Serious work has begun on Internet Explorer 9, the next revision of Microsoft’s flagship web browser.
That sounds like good news, right? After all, IE8 has its moments, but it isn’t exactly a cutting-edge browser. Certainly, any improvement would seem welcome.
Yet, judging by the reaction from the web-development community onMicrosoft’s IEBlog, you’d think Microsoft just announced the release of a major virus.
To understand why web developers — and even ordinary users — aren’t particularly thrilled with this early preview of IE9, we need to take a look at IE8’s shortcomings:
- Speed — This is all that matters for the average user, and all of IE8’s competitors are faster, something even Microsoft doesn’t deny.
- Emerging standards — Firefox, Safari, Chrome and Opera have all begun implementing support for HTML5 and CSS 3, while IE8 has not. As more and more web apps take advantage of HTML5 tools, IE is in danger of becoming a second-class citizen on the web.
Microsoft needs to hit a home run with IE9, or the IE franchise is going to go the way of Geocities. Unfortunately, based on what Microsoft has shown so far, IE9 looks to be a base hit at best. Certainly IE 9 will be good news on several fronts, notably the speed improvements and the increased CSS 3 support. But once again IE is catching up, not leading the way as it once did.
The typical rebuttal to IE’s shortcomings is that it doesn’t matter — IE still maintains a dominant market share, and will continue to do so, because it ships alongside Windows on new computers. It’s true that IE controls a majority share of the web. Microsoft got that majority because it bested the competition. Keep in mind that IE’s majority share used to be much, much larger, and it continues to slip with every passing month.

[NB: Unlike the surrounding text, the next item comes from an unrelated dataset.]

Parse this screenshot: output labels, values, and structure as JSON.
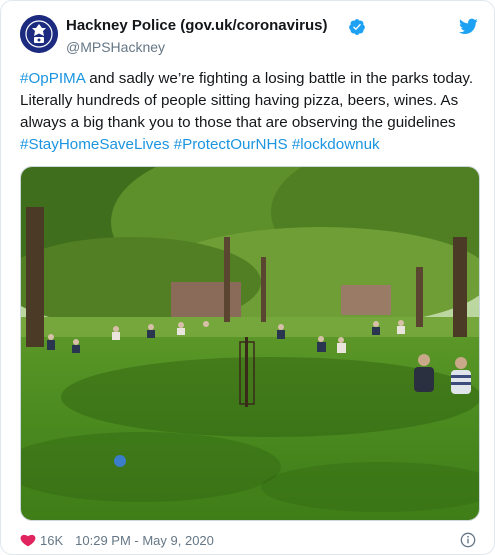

While we’re sure there are plenty of people who would love to dance on IE’s grave, the truth is that competition is a good thing. We want to see Microsoft make a better browser. Sadly, thus far, IE9 doesn’t look very competitive.